§ Data in this exercise
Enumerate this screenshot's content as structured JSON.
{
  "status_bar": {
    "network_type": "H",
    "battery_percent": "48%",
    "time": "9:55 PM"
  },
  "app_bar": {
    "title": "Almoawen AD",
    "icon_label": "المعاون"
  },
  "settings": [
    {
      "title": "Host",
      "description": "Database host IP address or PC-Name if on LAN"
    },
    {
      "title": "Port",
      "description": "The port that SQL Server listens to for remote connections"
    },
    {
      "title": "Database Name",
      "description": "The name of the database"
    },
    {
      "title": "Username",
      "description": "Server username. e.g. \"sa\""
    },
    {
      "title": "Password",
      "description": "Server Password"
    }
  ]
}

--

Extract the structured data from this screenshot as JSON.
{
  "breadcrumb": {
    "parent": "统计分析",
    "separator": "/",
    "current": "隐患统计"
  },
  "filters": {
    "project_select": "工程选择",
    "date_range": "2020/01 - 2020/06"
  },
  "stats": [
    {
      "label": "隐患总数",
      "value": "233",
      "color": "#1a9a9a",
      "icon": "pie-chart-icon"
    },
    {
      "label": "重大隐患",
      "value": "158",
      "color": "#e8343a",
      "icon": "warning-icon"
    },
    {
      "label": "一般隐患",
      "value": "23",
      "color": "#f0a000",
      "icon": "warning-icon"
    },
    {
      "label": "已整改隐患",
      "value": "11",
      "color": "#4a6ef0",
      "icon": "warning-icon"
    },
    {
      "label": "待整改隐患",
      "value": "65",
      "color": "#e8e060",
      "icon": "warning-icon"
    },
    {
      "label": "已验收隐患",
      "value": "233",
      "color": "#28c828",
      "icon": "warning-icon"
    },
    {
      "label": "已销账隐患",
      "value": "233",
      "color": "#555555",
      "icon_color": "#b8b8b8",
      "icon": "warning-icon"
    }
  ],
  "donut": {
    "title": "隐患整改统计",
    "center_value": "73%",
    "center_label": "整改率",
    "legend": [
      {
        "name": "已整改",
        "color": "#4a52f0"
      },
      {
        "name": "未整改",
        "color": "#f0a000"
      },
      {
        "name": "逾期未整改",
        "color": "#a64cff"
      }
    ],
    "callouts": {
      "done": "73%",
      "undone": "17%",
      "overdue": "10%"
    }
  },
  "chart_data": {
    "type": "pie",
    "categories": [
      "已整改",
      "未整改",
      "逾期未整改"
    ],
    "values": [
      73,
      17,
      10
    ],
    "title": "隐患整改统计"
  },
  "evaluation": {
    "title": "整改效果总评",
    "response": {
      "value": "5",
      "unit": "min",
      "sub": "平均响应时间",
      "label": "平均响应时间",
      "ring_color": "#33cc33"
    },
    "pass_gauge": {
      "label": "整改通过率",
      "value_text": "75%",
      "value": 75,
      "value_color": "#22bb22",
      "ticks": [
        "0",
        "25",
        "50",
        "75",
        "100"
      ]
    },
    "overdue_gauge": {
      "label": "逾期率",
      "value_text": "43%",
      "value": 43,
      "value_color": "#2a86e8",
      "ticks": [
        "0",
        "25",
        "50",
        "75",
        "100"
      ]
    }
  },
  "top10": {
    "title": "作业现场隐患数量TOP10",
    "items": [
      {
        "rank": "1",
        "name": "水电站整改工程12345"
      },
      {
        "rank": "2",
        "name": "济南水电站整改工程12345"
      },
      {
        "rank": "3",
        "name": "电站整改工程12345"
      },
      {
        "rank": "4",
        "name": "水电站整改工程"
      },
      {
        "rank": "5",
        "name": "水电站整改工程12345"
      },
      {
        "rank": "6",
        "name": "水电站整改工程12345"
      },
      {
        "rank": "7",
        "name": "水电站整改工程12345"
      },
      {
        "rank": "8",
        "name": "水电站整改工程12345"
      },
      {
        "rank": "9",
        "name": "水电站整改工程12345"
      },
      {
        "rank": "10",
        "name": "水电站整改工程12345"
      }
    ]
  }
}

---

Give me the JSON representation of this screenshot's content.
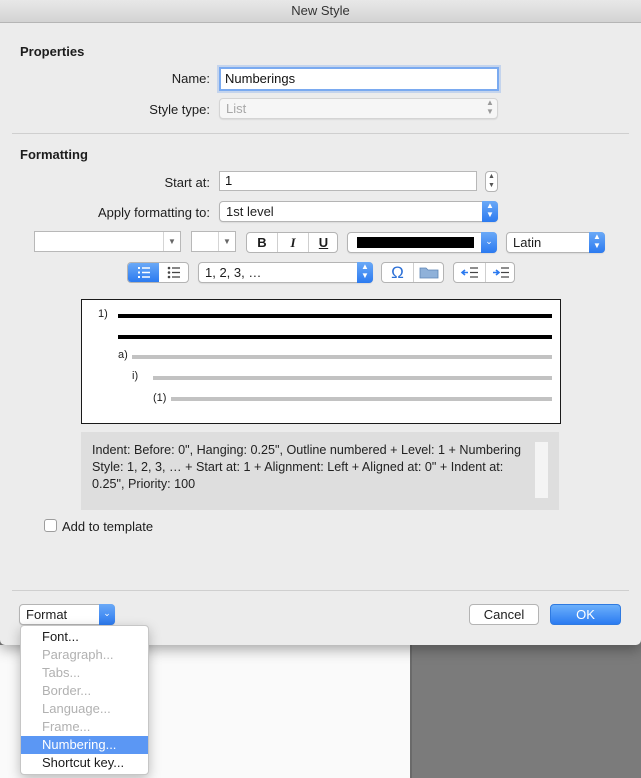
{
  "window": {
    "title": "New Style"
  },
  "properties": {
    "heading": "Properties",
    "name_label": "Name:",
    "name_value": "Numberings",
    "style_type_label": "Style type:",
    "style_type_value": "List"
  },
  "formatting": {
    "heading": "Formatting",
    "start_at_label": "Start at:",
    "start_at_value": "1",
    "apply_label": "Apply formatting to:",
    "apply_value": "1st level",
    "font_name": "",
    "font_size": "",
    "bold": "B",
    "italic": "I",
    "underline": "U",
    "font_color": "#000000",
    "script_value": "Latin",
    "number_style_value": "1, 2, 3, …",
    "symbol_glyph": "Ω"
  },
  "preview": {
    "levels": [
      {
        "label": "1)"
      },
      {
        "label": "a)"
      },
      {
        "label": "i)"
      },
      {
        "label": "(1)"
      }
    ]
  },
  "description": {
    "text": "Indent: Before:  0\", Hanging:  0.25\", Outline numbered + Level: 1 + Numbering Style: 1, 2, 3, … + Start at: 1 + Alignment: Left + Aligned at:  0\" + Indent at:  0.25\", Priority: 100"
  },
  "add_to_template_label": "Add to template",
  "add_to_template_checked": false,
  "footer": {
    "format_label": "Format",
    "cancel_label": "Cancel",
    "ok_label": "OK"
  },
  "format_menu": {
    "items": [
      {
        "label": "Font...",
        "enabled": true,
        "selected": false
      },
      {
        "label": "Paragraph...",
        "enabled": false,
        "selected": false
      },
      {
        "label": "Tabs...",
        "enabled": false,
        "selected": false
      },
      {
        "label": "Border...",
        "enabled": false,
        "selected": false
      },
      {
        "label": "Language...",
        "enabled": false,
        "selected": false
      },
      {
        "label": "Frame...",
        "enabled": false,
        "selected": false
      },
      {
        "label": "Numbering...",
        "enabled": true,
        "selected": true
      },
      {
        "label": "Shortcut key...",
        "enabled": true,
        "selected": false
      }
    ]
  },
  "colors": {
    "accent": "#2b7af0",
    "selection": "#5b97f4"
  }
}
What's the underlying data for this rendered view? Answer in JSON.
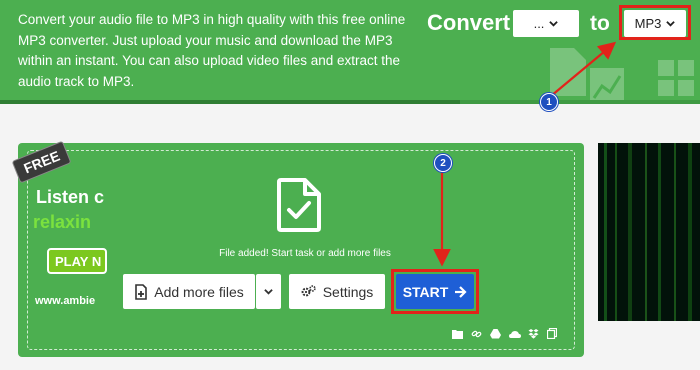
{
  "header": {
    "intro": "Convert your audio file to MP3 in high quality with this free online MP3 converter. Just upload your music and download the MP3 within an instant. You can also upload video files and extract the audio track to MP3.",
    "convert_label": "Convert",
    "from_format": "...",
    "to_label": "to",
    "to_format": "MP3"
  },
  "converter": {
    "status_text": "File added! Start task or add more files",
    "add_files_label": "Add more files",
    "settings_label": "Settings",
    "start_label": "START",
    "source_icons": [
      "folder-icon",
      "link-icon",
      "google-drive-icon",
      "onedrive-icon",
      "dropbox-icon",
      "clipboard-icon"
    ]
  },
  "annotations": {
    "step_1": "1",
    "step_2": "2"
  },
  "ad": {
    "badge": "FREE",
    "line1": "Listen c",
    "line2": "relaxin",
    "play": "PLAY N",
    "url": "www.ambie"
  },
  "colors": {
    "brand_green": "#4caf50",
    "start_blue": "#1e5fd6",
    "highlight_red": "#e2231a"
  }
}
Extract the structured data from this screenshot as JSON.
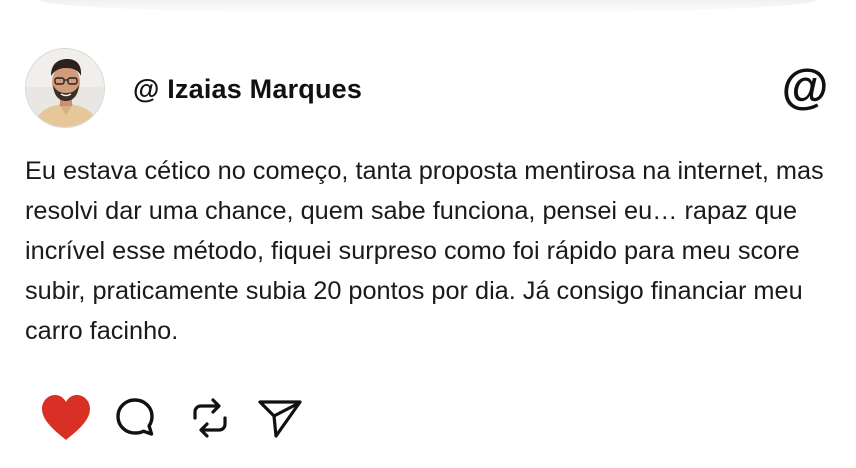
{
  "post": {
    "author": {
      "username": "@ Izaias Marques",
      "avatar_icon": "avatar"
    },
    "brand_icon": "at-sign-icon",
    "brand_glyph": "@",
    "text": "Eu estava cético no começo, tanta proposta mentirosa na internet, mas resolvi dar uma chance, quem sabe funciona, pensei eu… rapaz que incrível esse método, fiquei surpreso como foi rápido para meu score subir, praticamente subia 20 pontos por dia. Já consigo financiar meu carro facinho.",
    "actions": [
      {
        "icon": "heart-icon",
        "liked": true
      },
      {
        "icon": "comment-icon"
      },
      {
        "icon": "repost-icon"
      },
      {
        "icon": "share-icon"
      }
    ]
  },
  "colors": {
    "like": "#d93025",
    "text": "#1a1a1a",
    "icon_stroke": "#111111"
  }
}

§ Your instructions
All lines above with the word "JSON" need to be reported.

§ Answer below
Enumerate this screenshot's content as structured JSON.
Extract the structured data from this screenshot as JSON.
Give me the JSON representation of this screenshot's content.
What's the underlying data for this rendered view? Answer in JSON.
Extract the structured data from this screenshot as JSON.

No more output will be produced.